    This week, the Congressional Budget Office projected that the federal government would earn roughly $127 billion from student lending during the next 10 years.

    April 18, 2014

  • quake.jpg Pennsylvania won’t take action following Ohio ruling on quakes, fracking

    Pennsylvania officials plan no action despite new Ohio rules on drilling that affect a seismically active area near the state line.

    April 18, 2014 1 Photo

  • VIDEO: Boston bomb scare defendant appears in court

    The man accused of carrying a backpack containing a rice cooker near the Boston Marathon finish line on the anniversary of the bombings was arraigned Wednesday. He's being held on $100,000 bail.

    April 17, 2014

  • Consumer spending on health care jumps as Affordable Care Act takes hold

    Nancy Beigel has known since September that she would need hernia surgery. She couldn't afford it on her $11,000 yearly income until she became eligible for Medicaid in January through President Barack Obama's signature health care law.

    April 17, 2014

  • The case for separate beds

    The other night I slept on a twin bed in the guest room of the house I share with my husband and our two kids.
    It was the best night's sleep I've had in years.

    April 17, 2014

  • Raw oysters spike U.S. rise in bacterial infections, CDC reports

    Raw oysters, so good with hot sauce, increasingly can carry something even more unsettling to the stomach: A bacteria linked to vomiting, diarrhea and pain.

    April 17, 2014

  • To sleep well, you may need to adjust what you eat and when

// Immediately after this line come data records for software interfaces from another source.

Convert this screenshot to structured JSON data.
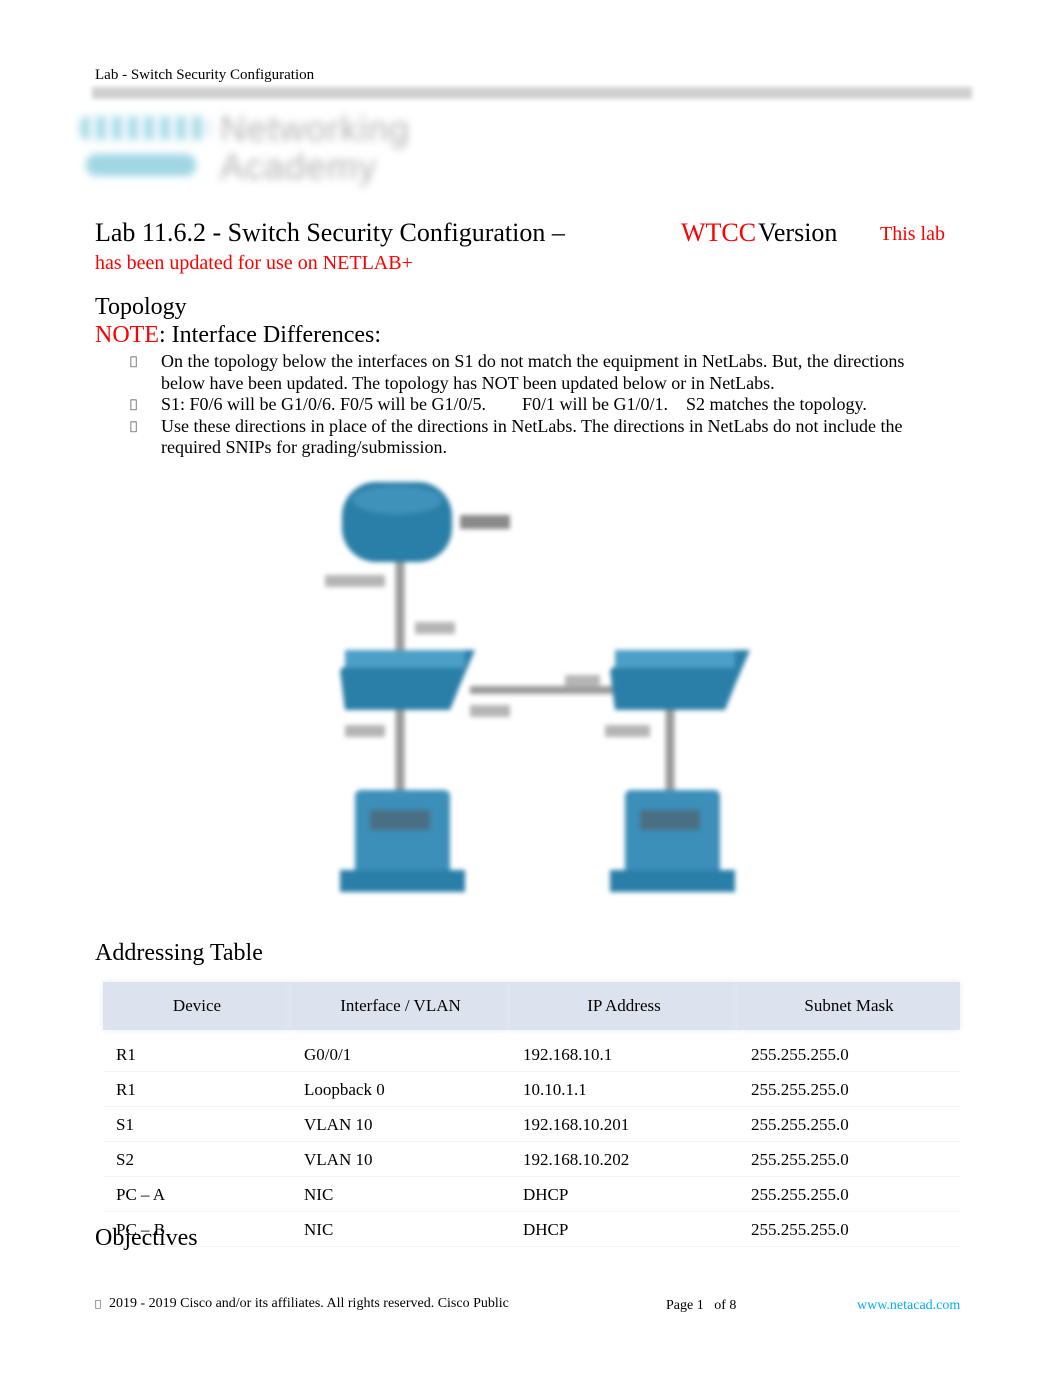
{
  "running_header": "Lab - Switch Security Configuration",
  "logo": {
    "line1": "Networking",
    "line2": "Academy",
    "alt": "Cisco Networking Academy logo"
  },
  "title": {
    "main": "Lab 11.6.2 - Switch Security Configuration –",
    "wtcc": "WTCC",
    "version": "Version",
    "note_start": "This lab",
    "note_rest": "has been updated for use on NETLAB+"
  },
  "sections": {
    "topology": "Topology",
    "note_label": "NOTE",
    "note_text": ": Interface Differences:",
    "addressing": "Addressing Table",
    "objectives": "Objectives"
  },
  "bullets": [
    "On the topology below the interfaces on S1 do not match the equipment in NetLabs. But, the directions below have been updated. The topology has NOT been updated below or in NetLabs.",
    "S1: F0/6 will be G1/0/6. F0/5 will be G1/0/5.        F0/1 will be G1/0/1.    S2 matches the topology.",
    "Use these directions in place of the directions in NetLabs. The directions in NetLabs do not include the required SNIPs for grading/submission."
  ],
  "bullet_glyph": "",
  "topology_devices": [
    "router",
    "switch-left",
    "switch-right",
    "pc-left",
    "pc-right"
  ],
  "addressing_table": {
    "headers": [
      "Device",
      "Interface / VLAN",
      "IP Address",
      "Subnet Mask"
    ],
    "rows": [
      [
        "R1",
        "G0/0/1",
        "192.168.10.1",
        "255.255.255.0"
      ],
      [
        "R1",
        "Loopback 0",
        "10.10.1.1",
        "255.255.255.0"
      ],
      [
        "S1",
        "VLAN 10",
        "192.168.10.201",
        "255.255.255.0"
      ],
      [
        "S2",
        "VLAN 10",
        "192.168.10.202",
        "255.255.255.0"
      ],
      [
        "PC – A",
        "NIC",
        "DHCP",
        "255.255.255.0"
      ],
      [
        "PC – B",
        "NIC",
        "DHCP",
        "255.255.255.0"
      ]
    ]
  },
  "footer": {
    "copyright_glyph": "",
    "copyright": "2019 - 2019 Cisco and/or its affiliates. All rights reserved. Cisco Public",
    "page": "Page 1   of 8",
    "url": "www.netacad.com"
  },
  "colors": {
    "accent_red": "#ff0000",
    "link": "#00aeef",
    "table_header": "#dde3ee",
    "device_blue": "#2a7fa8"
  }
}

    Sleep.  Oh, to sleep.  A good night's sleep is often a struggle for more than half of American adults.  And for occasional insomnia, there are good reasons to avoid using medications, whether over-the-counter or prescription.

    April 16, 2014

  • Doctors to rate cost effectiveness of expensive cancer drugs

    The world's largest organization of cancer doctors plans to rate the cost effectiveness of expensive oncology drugs, and will urge physicians to use the ratings to discuss the costs with their patients.

    April 16, 2014

  • Low blood-sugar levels make for grousing spouses

    Husbands and wives reported being most unhappy with their spouses when their blood-sugar levels were lowest, usually at night, according to research released this week in the Proceedings of the National Academy of Sciences. Missing a meal, dieting or just being hungry may be the reason, researchers said.

    April 16, 2014

  • Screen Shot 2014-04-16 at 12.51.22 PM.png VIDEO: Toddler climbs into vending machine

    A child is safe after climbing into and getting stuck inside a claw crane machine at a Lincoln, Neb., bowling alley Monday.

    April 16, 2014 1 Photo

  • portraitoflotte.jpg VIDEO: From infant to teen in four minutes

    Dutch filmmaker Frans Hofmeester’s time lapse video of his daughter, Lotte — created by filming her every week from her birth until she turned 14 — has become a viral sensation.

    April 16, 2014 1 Photo

  • Victimized by the 'marriage penalty'

    In a few short months, I'll pass the milestone that every little girl dreams of: the day she swears - before family and God, in sickness and in health, all in the name of love - that she's willing to pay a much higher tax rate.

    April 15, 2014

  • Allergies are the real midlife crisis

    One of the biggest mysteries is why the disease comes and goes, and then comes and goes again. People tend to experience intense allergies between the ages of 5 and 16, then get a couple of decades off before the symptoms return in the 30s, only to diminish around retirement age.

    April 15, 2014

Obituaries
Featured Ads
Poll

The Iowegian wants readers to think about rental permit fees. The Centerville City Council has conducted two working sessions and a third one is planned in order to get a feel for the public's appetite about raising rental permit fees from charging a landlord $25 every two years to charging a certain amount per rental unit per year. So, the question of the week is, "Are you in favor of Centerville increasing rental permit fees?"

A. I'm in favor.
B. I'm not in favor.
C. I'm not sure.
     View Results
Iowegian on Facebook